Posted over 3 years ago

Is it Smart to Invest with Family and Friends?

There are two types of real estate investors: those who partner up with other investors, and those who fly solo. Both ways have their pros and cons, and one isn’t necessarily better than the other. It comes down to who you are as an investor (and a person, in general), as well as what your strategy and objectives are. Ask yourself this: Will having a partner help you reach your goals faster and make the most sense for your unique circumstances?

If you do decide that teaming up is the best approach, the next question is, “Who will be your partner?” And this is where it gets tricky, friends. Investment partners bring a lot of great things to the table, but they also represent an element of risk that cannot be ignored. Finding the right person is critical to your success as a real estate investor.

For many investors, the first place they go looking for a partner is among their family and friends. This makes perfect sense, because A) they already know them and no one wants to partner with a total stranger, and B) they trust them. And trust is the most important thing to have when entering into a real estate investment partnership.

But just because lots of investors go the family/friends route when it comes to partnering, it doesn’t necessarily mean it’s a good idea. If this type of arrangement is something you’re considering for your next investment, whether it’s a turnkey property or a fix and flip, there are certain steps you need to take before entering into an agreement.

Think Objectively About Who You’re Asking

First, you need to consider this individual from an objective standpoint. Put aside the fact that they’re your brother or your oldest friend, and really take a look at this person. What sort of work ethic do they have? Are they completely trustworthy? Do they handle their finances responsibly? Have you ever seen them throw someone under the bus? These are the questions you need to answer, but it’s critical that you do it as an objective party.

Weigh the Pros and Cons

Next, consider the pros and cons that would come with a partnership with this person. Some of the pros might be that you’d save money (i.e., they’d be fronting some cash; therefore, you’d be responsible for less) ; they might have expertise in an area that you don’t; you can bounce ideas off each other; if the poop hits the fan, your risk level is reduced. Cons include the fact that you’ll make less profit off the investment; your partner might not live up to your expectations; and you’ll lose some autonomy because all decision-making will be shared with them. Think carefully about each of these factors and how the person you’re considering fits in.

Understand that Your Relationship Will Be Tested

Business and friends/family don’t always mix. Any time money is thrown into the mix, an extra layer of stress is added, and this stress will undoubtedly have an impact on your relationship. There will be times when you disagree on something or your goals don’t match up, and you must have a plan in place for navigating these moments. You also have to be very careful about separating emotions from logic, because there will also be times when you get angry or upset with this person.
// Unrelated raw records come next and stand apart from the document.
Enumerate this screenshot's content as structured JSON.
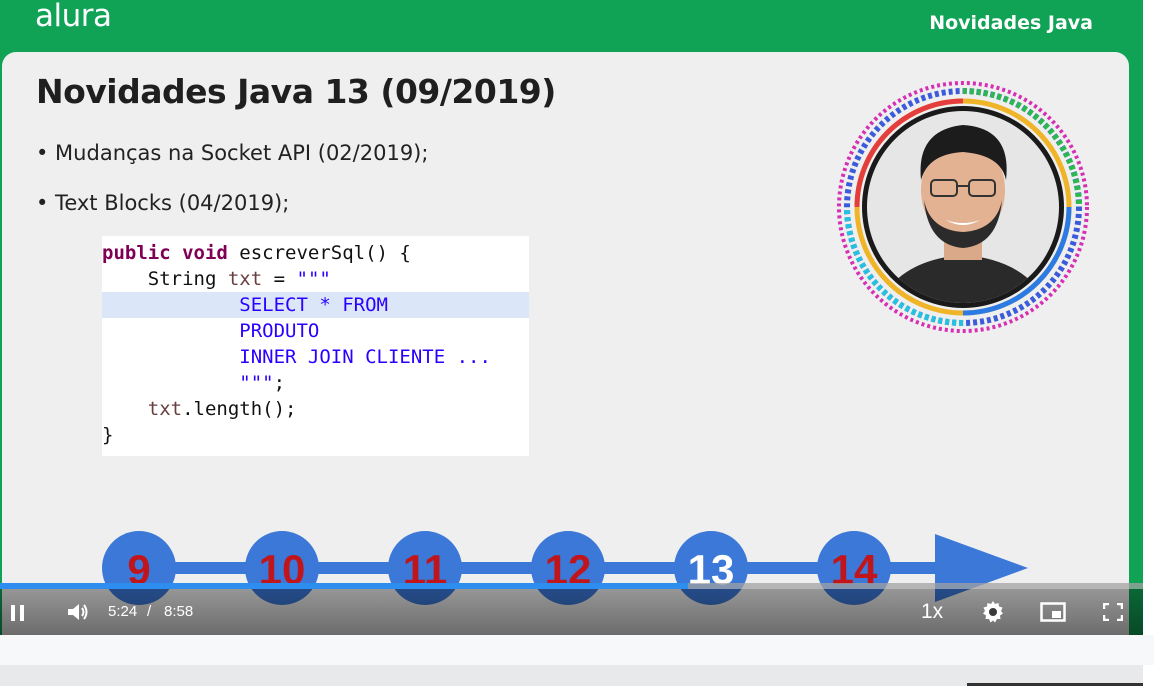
{
  "header": {
    "brand": "alura",
    "course_label": "Novidades Java"
  },
  "slide": {
    "title": "Novidades Java 13 (09/2019)",
    "bullets": [
      "• Mudanças na Socket API (02/2019);",
      "• Text Blocks (04/2019);"
    ],
    "code": {
      "l0_kw": "public void",
      "l0_rest": " escreverSql() {",
      "l1_a": "    String ",
      "l1_var": "txt",
      "l1_b": " = ",
      "l1_str": "\"\"\"",
      "l2": "            SELECT * FROM",
      "l3": "            PRODUTO",
      "l4": "            INNER JOIN CLIENTE ...",
      "l5_str": "            \"\"\"",
      "l5_end": ";",
      "l6_var": "    txt",
      "l6_rest": ".length();",
      "l7": "}"
    },
    "timeline": {
      "versions": [
        "9",
        "10",
        "11",
        "12",
        "13",
        "14"
      ],
      "highlighted": "13",
      "colors": {
        "circle": "#3b78d8",
        "number": "#c0161b",
        "highlight_number": "#ffffff",
        "line": "#3b78d8"
      }
    }
  },
  "player": {
    "time_current": "5:24",
    "time_separator": "/",
    "time_total": "8:58",
    "progress": 0.602,
    "speed": "1x",
    "icons": [
      "pause-icon",
      "volume-icon",
      "settings-icon",
      "pip-icon",
      "fullscreen-icon"
    ]
  },
  "colors": {
    "brand_green": "#10a356",
    "progress_blue": "#2e8ef0"
  }
}
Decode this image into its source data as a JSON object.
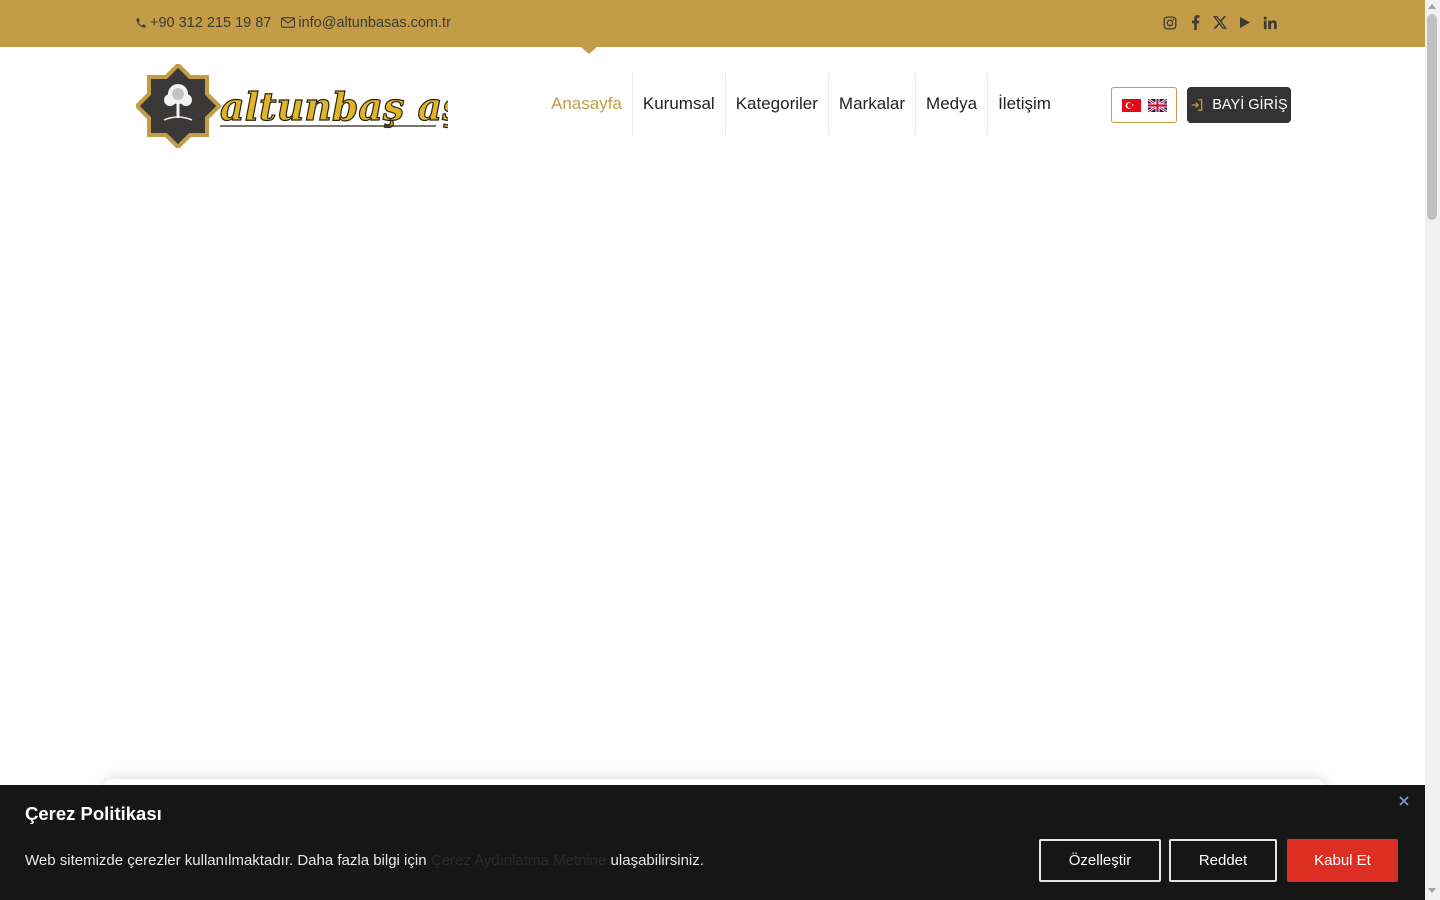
{
  "topbar": {
    "phone": "+90 312 215 19 87",
    "email": "info@altunbasas.com.tr",
    "social": [
      "instagram-icon",
      "facebook-icon",
      "x-icon",
      "youtube-icon",
      "linkedin-icon"
    ]
  },
  "logo": {
    "text": "altunbaş aş."
  },
  "nav": {
    "items": [
      "Anasayfa",
      "Kurumsal",
      "Kategoriler",
      "Markalar",
      "Medya",
      "İletişim"
    ],
    "active": "Anasayfa"
  },
  "languages": [
    "turkey-flag-icon",
    "uk-flag-icon"
  ],
  "dealer_login": {
    "label": "BAYİ GİRİŞ"
  },
  "cookie": {
    "title": "Çerez Politikası",
    "text_before": "Web sitemizde çerezler kullanılmaktadır. Daha fazla bilgi için ",
    "link": "Çerez Aydınlatma Metnine",
    "text_after": " ulaşabilirsiniz.",
    "customize_label": "Özelleştir",
    "reject_label": "Reddet",
    "accept_label": "Kabul Et"
  },
  "colors": {
    "brand_gold": "#c29c47",
    "dark": "#333333",
    "accept_red": "#dc2e22",
    "cookie_bg": "#161616"
  }
}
However, you can’t let this emotional response drive your decisions; logic must prevail, and you both need to be on the same page with that philosophy.

...And it May be Destroyed

There’s a chance that something will do more than test your relationship; it will break it. You must recognize this risk and be willing to accept the outcome.

So, is it smart to invest with a family member or friend? Maybe. It all depends on the people involved and the circumstances at hand. Consider the factors above, and be honest with yourself and each other. And please, PLEASE, do not enter into a partnership with anyone without careful, thoughtful evaluation.